(Saved data entries)
Start of Block
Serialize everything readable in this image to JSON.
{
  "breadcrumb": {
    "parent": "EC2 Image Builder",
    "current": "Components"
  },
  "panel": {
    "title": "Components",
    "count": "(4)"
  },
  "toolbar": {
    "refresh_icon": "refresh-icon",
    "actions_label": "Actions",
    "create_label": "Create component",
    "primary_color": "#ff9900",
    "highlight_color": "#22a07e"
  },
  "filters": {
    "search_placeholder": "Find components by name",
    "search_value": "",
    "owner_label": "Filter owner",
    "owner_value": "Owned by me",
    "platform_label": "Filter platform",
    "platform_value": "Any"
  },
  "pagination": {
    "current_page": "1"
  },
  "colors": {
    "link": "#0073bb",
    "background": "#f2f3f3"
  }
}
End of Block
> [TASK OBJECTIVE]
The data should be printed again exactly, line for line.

> [TASK OUTPUT]
Serialize everything readable in this image to JSON.
{
  "breadcrumb": {
    "parent": "EC2 Image Builder",
    "current": "Components"
  },
  "panel": {
    "title": "Components",
    "count": "(4)"
  },
  "toolbar": {
    "refresh_icon": "refresh-icon",
    "actions_label": "Actions",
    "create_label": "Create component",
    "primary_color": "#ff9900",
    "highlight_color": "#22a07e"
  },
  "filters": {
    "search_placeholder": "Find components by name",
    "search_value": "",
    "owner_label": "Filter owner",
    "owner_value": "Owned by me",
    "platform_label": "Filter platform",
    "platform_value": "Any"
  },
  "pagination": {
    "current_page": "1"
  },
  "colors": {
    "link": "#0073bb",
    "background": "#f2f3f3"
  }
}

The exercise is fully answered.